→ THE TASK: Every record should be copied exactly, except that pictures are to be omitted.

--- DATA PROVIDED Enclosed Below ---

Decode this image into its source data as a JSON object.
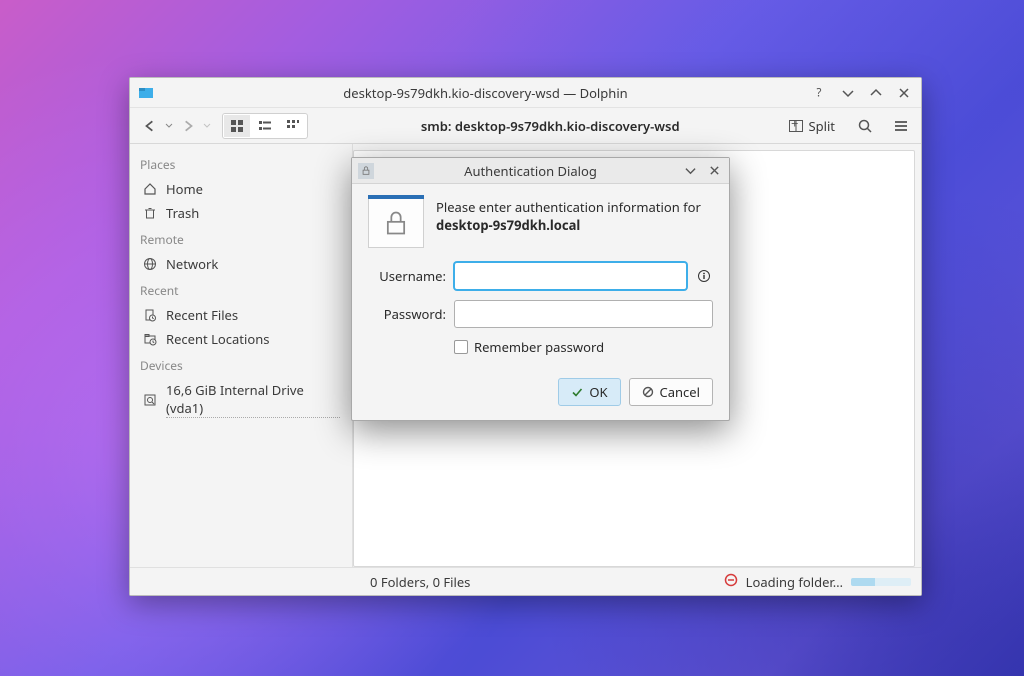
{
  "window": {
    "title": "desktop-9s79dkh.kio-discovery-wsd — Dolphin",
    "breadcrumb": "smb: desktop-9s79dkh.kio-discovery-wsd",
    "split_label": "Split"
  },
  "sidebar": {
    "places_label": "Places",
    "home": "Home",
    "trash": "Trash",
    "remote_label": "Remote",
    "network": "Network",
    "recent_label": "Recent",
    "recent_files": "Recent Files",
    "recent_locations": "Recent Locations",
    "devices_label": "Devices",
    "drive": "16,6 GiB Internal Drive (vda1)"
  },
  "statusbar": {
    "left": "0 Folders, 0 Files",
    "right": "Loading folder…"
  },
  "dialog": {
    "title": "Authentication Dialog",
    "message_prefix": "Please enter authentication information for",
    "host": "desktop-9s79dkh.local",
    "username_label": "Username:",
    "password_label": "Password:",
    "remember_label": "Remember password",
    "ok_label": "OK",
    "cancel_label": "Cancel",
    "username_value": "",
    "password_value": ""
  }
}
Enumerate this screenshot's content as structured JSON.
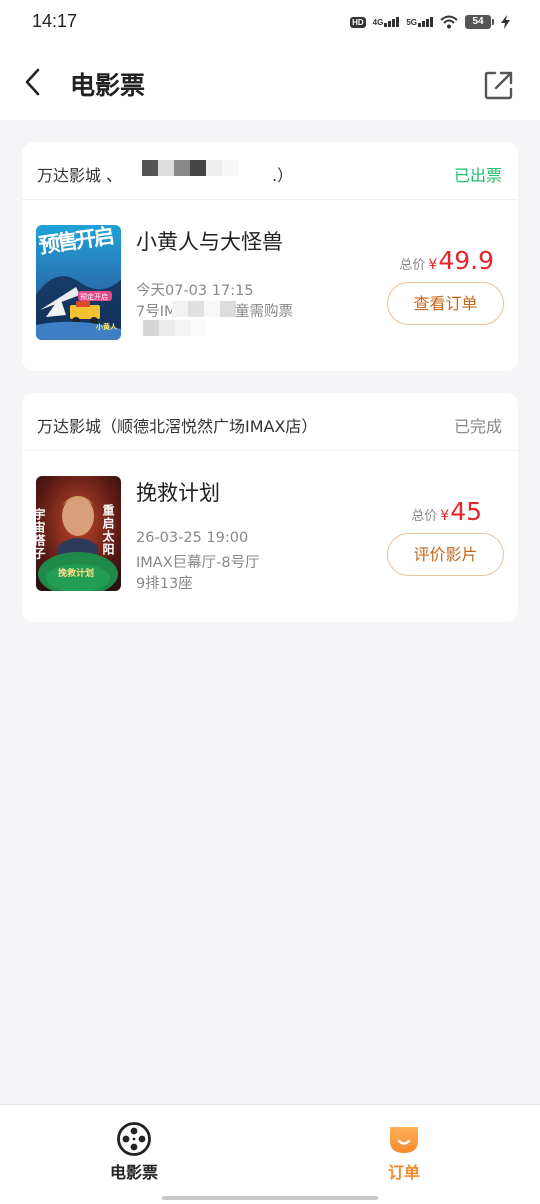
{
  "status_bar": {
    "time": "14:17",
    "hd_label": "HD",
    "net_4g": "4G",
    "net_5g": "5G",
    "battery": "54"
  },
  "header": {
    "title": "电影票",
    "back_icon": "chevron-left-icon",
    "share_icon": "share-icon"
  },
  "orders": [
    {
      "cinema": "万达影城 、",
      "cinema_tail": ".）",
      "status": "已出票",
      "status_color": "#1cbf6b",
      "title": "小黄人与大怪兽",
      "line1": "今天07-03 17:15",
      "line2": "7号IM",
      "line2_tail": "儿童需购票",
      "price_label": "总价",
      "currency": "¥",
      "price": "49.9",
      "action": "查看订单",
      "poster_text": "预售开启",
      "poster_badge": "预定开启",
      "poster_small": "小黄人"
    },
    {
      "cinema": "万达影城（顺德北滘悦然广场IMAX店）",
      "status": "已完成",
      "status_color": "#888888",
      "title": "挽救计划",
      "line1": "26-03-25 19:00",
      "line2": "IMAX巨幕厅-8号厅",
      "line3": "9排13座",
      "price_label": "总价",
      "currency": "¥",
      "price": "45",
      "action": "评价影片",
      "poster_left": "宇宙搭子",
      "poster_right": "重启太阳",
      "poster_title": "挽救计划"
    }
  ],
  "tabs": [
    {
      "label": "电影票",
      "icon": "film-reel-icon",
      "active": false
    },
    {
      "label": "订单",
      "icon": "orders-icon",
      "active": true
    }
  ],
  "colors": {
    "accent": "#f08a2b",
    "price": "#e8232c",
    "success": "#1cbf6b"
  }
}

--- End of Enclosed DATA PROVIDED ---

→ RESPONSE BOX:
Decode this image into its source data as a JSON object.
{
  "window": {
    "title": "desktop-9s79dkh.kio-discovery-wsd — Dolphin",
    "breadcrumb": "smb: desktop-9s79dkh.kio-discovery-wsd",
    "split_label": "Split"
  },
  "sidebar": {
    "places_label": "Places",
    "home": "Home",
    "trash": "Trash",
    "remote_label": "Remote",
    "network": "Network",
    "recent_label": "Recent",
    "recent_files": "Recent Files",
    "recent_locations": "Recent Locations",
    "devices_label": "Devices",
    "drive": "16,6 GiB Internal Drive (vda1)"
  },
  "statusbar": {
    "left": "0 Folders, 0 Files",
    "right": "Loading folder…"
  },
  "dialog": {
    "title": "Authentication Dialog",
    "message_prefix": "Please enter authentication information for",
    "host": "desktop-9s79dkh.local",
    "username_label": "Username:",
    "password_label": "Password:",
    "remember_label": "Remember password",
    "ok_label": "OK",
    "cancel_label": "Cancel",
    "username_value": "",
    "password_value": ""
  }
}
Enumerate this screenshot's content as structured JSON.
{
  "status_bar": {
    "time": "14:17",
    "hd_label": "HD",
    "net_4g": "4G",
    "net_5g": "5G",
    "battery": "54"
  },
  "header": {
    "title": "电影票",
    "back_icon": "chevron-left-icon",
    "share_icon": "share-icon"
  },
  "orders": [
    {
      "cinema": "万达影城 、",
      "cinema_tail": ".）",
      "status": "已出票",
      "status_color": "#1cbf6b",
      "title": "小黄人与大怪兽",
      "line1": "今天07-03 17:15",
      "line2": "7号IM",
      "line2_tail": "儿童需购票",
      "price_label": "总价",
      "currency": "¥",
      "price": "49.9",
      "action": "查看订单",
      "poster_text": "预售开启",
      "poster_badge": "预定开启",
      "poster_small": "小黄人"
    },
    {
      "cinema": "万达影城（顺德北滘悦然广场IMAX店）",
      "status": "已完成",
      "status_color": "#888888",
      "title": "挽救计划",
      "line1": "26-03-25 19:00",
      "line2": "IMAX巨幕厅-8号厅",
      "line3": "9排13座",
      "price_label": "总价",
      "currency": "¥",
      "price": "45",
      "action": "评价影片",
      "poster_left": "宇宙搭子",
      "poster_right": "重启太阳",
      "poster_title": "挽救计划"
    }
  ],
  "tabs": [
    {
      "label": "电影票",
      "icon": "film-reel-icon",
      "active": false
    },
    {
      "label": "订单",
      "icon": "orders-icon",
      "active": true
    }
  ],
  "colors": {
    "accent": "#f08a2b",
    "price": "#e8232c",
    "success": "#1cbf6b"
  }
}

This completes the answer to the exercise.